Segment Start: RECORDS FOR PROCESSING

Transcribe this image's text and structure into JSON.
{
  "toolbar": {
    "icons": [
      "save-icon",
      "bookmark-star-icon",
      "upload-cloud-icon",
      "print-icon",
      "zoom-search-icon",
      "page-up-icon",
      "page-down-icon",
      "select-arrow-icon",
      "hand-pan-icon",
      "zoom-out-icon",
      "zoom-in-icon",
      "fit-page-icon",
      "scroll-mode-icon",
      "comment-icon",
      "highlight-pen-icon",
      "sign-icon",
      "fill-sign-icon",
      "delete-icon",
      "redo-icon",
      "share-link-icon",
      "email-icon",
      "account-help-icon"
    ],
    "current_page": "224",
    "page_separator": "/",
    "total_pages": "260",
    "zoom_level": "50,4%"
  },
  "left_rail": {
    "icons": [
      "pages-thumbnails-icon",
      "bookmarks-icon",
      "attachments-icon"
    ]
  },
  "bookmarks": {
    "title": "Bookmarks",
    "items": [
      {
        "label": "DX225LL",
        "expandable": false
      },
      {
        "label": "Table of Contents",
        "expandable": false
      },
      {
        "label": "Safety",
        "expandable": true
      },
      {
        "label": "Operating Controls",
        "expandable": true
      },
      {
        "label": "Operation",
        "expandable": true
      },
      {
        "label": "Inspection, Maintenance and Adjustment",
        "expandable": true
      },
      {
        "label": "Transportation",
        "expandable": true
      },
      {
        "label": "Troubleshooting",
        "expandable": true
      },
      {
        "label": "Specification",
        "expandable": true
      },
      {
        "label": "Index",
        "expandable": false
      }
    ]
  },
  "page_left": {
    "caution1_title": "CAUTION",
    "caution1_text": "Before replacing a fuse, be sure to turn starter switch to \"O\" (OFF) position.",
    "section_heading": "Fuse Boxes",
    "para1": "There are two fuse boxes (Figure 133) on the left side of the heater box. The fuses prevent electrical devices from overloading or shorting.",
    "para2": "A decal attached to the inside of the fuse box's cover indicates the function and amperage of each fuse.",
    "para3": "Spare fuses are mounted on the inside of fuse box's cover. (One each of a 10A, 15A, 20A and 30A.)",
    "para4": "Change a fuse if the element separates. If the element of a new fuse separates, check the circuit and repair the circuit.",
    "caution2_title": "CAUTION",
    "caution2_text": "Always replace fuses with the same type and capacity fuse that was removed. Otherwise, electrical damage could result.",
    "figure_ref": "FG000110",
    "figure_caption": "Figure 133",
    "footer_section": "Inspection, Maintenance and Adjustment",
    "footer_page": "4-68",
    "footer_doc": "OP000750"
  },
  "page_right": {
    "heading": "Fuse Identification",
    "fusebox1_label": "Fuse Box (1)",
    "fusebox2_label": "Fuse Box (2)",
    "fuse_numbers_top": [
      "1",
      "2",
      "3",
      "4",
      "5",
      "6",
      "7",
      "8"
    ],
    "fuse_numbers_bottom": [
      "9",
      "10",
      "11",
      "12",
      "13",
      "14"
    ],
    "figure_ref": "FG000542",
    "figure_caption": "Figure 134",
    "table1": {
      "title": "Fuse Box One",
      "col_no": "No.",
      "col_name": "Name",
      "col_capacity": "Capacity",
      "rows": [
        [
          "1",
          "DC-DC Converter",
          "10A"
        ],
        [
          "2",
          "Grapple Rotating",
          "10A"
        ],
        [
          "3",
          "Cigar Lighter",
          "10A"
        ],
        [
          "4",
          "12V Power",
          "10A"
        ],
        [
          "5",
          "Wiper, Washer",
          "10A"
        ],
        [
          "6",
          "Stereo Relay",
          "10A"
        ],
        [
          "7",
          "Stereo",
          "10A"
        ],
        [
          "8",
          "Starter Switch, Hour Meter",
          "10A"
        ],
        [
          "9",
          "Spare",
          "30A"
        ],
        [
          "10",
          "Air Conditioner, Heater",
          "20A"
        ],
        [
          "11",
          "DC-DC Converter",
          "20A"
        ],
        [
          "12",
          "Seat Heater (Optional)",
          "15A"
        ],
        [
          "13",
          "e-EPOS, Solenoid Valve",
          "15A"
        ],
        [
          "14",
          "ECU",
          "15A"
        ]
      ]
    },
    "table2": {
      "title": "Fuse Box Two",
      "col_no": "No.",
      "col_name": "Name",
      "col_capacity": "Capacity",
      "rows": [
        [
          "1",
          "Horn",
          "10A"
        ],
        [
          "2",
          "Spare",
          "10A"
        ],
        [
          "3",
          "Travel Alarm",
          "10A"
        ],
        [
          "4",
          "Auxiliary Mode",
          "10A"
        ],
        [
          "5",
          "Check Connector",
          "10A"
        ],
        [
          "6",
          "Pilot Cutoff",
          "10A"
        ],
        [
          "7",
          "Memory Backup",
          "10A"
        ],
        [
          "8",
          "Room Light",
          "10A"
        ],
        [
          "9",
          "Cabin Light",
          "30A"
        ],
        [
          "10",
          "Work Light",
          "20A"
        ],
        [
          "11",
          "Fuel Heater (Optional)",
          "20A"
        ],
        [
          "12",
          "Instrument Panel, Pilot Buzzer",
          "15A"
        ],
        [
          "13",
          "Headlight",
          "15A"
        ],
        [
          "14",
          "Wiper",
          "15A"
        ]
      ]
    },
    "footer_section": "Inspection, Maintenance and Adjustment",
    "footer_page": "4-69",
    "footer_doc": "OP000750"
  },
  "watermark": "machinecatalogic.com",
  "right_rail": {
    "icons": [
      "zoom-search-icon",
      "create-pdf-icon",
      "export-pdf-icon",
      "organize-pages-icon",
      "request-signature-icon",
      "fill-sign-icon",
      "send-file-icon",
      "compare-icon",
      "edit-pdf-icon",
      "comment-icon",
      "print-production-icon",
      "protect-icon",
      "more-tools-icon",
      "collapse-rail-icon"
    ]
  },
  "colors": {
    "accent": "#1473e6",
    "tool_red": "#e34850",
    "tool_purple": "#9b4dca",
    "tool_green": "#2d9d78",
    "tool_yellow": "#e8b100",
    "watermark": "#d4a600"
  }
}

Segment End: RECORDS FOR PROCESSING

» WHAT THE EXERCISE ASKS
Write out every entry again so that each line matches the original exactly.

» REPLY TO THE EXERCISE
Transcribe this image's text and structure into JSON.
{
  "toolbar": {
    "icons": [
      "save-icon",
      "bookmark-star-icon",
      "upload-cloud-icon",
      "print-icon",
      "zoom-search-icon",
      "page-up-icon",
      "page-down-icon",
      "select-arrow-icon",
      "hand-pan-icon",
      "zoom-out-icon",
      "zoom-in-icon",
      "fit-page-icon",
      "scroll-mode-icon",
      "comment-icon",
      "highlight-pen-icon",
      "sign-icon",
      "fill-sign-icon",
      "delete-icon",
      "redo-icon",
      "share-link-icon",
      "email-icon",
      "account-help-icon"
    ],
    "current_page": "224",
    "page_separator": "/",
    "total_pages": "260",
    "zoom_level": "50,4%"
  },
  "left_rail": {
    "icons": [
      "pages-thumbnails-icon",
      "bookmarks-icon",
      "attachments-icon"
    ]
  },
  "bookmarks": {
    "title": "Bookmarks",
    "items": [
      {
        "label": "DX225LL",
        "expandable": false
      },
      {
        "label": "Table of Contents",
        "expandable": false
      },
      {
        "label": "Safety",
        "expandable": true
      },
      {
        "label": "Operating Controls",
        "expandable": true
      },
      {
        "label": "Operation",
        "expandable": true
      },
      {
        "label": "Inspection, Maintenance and Adjustment",
        "expandable": true
      },
      {
        "label": "Transportation",
        "expandable": true
      },
      {
        "label": "Troubleshooting",
        "expandable": true
      },
      {
        "label": "Specification",
        "expandable": true
      },
      {
        "label": "Index",
        "expandable": false
      }
    ]
  },
  "page_left": {
    "caution1_title": "CAUTION",
    "caution1_text": "Before replacing a fuse, be sure to turn starter switch to \"O\" (OFF) position.",
    "section_heading": "Fuse Boxes",
    "para1": "There are two fuse boxes (Figure 133) on the left side of the heater box. The fuses prevent electrical devices from overloading or shorting.",
    "para2": "A decal attached to the inside of the fuse box's cover indicates the function and amperage of each fuse.",
    "para3": "Spare fuses are mounted on the inside of fuse box's cover. (One each of a 10A, 15A, 20A and 30A.)",
    "para4": "Change a fuse if the element separates. If the element of a new fuse separates, check the circuit and repair the circuit.",
    "caution2_title": "CAUTION",
    "caution2_text": "Always replace fuses with the same type and capacity fuse that was removed. Otherwise, electrical damage could result.",
    "figure_ref": "FG000110",
    "figure_caption": "Figure 133",
    "footer_section": "Inspection, Maintenance and Adjustment",
    "footer_page": "4-68",
    "footer_doc": "OP000750"
  },
  "page_right": {
    "heading": "Fuse Identification",
    "fusebox1_label": "Fuse Box (1)",
    "fusebox2_label": "Fuse Box (2)",
    "fuse_numbers_top": [
      "1",
      "2",
      "3",
      "4",
      "5",
      "6",
      "7",
      "8"
    ],
    "fuse_numbers_bottom": [
      "9",
      "10",
      "11",
      "12",
      "13",
      "14"
    ],
    "figure_ref": "FG000542",
    "figure_caption": "Figure 134",
    "table1": {
      "title": "Fuse Box One",
      "col_no": "No.",
      "col_name": "Name",
      "col_capacity": "Capacity",
      "rows": [
        [
          "1",
          "DC-DC Converter",
          "10A"
        ],
        [
          "2",
          "Grapple Rotating",
          "10A"
        ],
        [
          "3",
          "Cigar Lighter",
          "10A"
        ],
        [
          "4",
          "12V Power",
          "10A"
        ],
        [
          "5",
          "Wiper, Washer",
          "10A"
        ],
        [
          "6",
          "Stereo Relay",
          "10A"
        ],
        [
          "7",
          "Stereo",
          "10A"
        ],
        [
          "8",
          "Starter Switch, Hour Meter",
          "10A"
        ],
        [
          "9",
          "Spare",
          "30A"
        ],
        [
          "10",
          "Air Conditioner, Heater",
          "20A"
        ],
        [
          "11",
          "DC-DC Converter",
          "20A"
        ],
        [
          "12",
          "Seat Heater (Optional)",
          "15A"
        ],
        [
          "13",
          "e-EPOS, Solenoid Valve",
          "15A"
        ],
        [
          "14",
          "ECU",
          "15A"
        ]
      ]
    },
    "table2": {
      "title": "Fuse Box Two",
      "col_no": "No.",
      "col_name": "Name",
      "col_capacity": "Capacity",
      "rows": [
        [
          "1",
          "Horn",
          "10A"
        ],
        [
          "2",
          "Spare",
          "10A"
        ],
        [
          "3",
          "Travel Alarm",
          "10A"
        ],
        [
          "4",
          "Auxiliary Mode",
          "10A"
        ],
        [
          "5",
          "Check Connector",
          "10A"
        ],
        [
          "6",
          "Pilot Cutoff",
          "10A"
        ],
        [
          "7",
          "Memory Backup",
          "10A"
        ],
        [
          "8",
          "Room Light",
          "10A"
        ],
        [
          "9",
          "Cabin Light",
          "30A"
        ],
        [
          "10",
          "Work Light",
          "20A"
        ],
        [
          "11",
          "Fuel Heater (Optional)",
          "20A"
        ],
        [
          "12",
          "Instrument Panel, Pilot Buzzer",
          "15A"
        ],
        [
          "13",
          "Headlight",
          "15A"
        ],
        [
          "14",
          "Wiper",
          "15A"
        ]
      ]
    },
    "footer_section": "Inspection, Maintenance and Adjustment",
    "footer_page": "4-69",
    "footer_doc": "OP000750"
  },
  "watermark": "machinecatalogic.com",
  "right_rail": {
    "icons": [
      "zoom-search-icon",
      "create-pdf-icon",
      "export-pdf-icon",
      "organize-pages-icon",
      "request-signature-icon",
      "fill-sign-icon",
      "send-file-icon",
      "compare-icon",
      "edit-pdf-icon",
      "comment-icon",
      "print-production-icon",
      "protect-icon",
      "more-tools-icon",
      "collapse-rail-icon"
    ]
  },
  "colors": {
    "accent": "#1473e6",
    "tool_red": "#e34850",
    "tool_purple": "#9b4dca",
    "tool_green": "#2d9d78",
    "tool_yellow": "#e8b100",
    "watermark": "#d4a600"
  }
}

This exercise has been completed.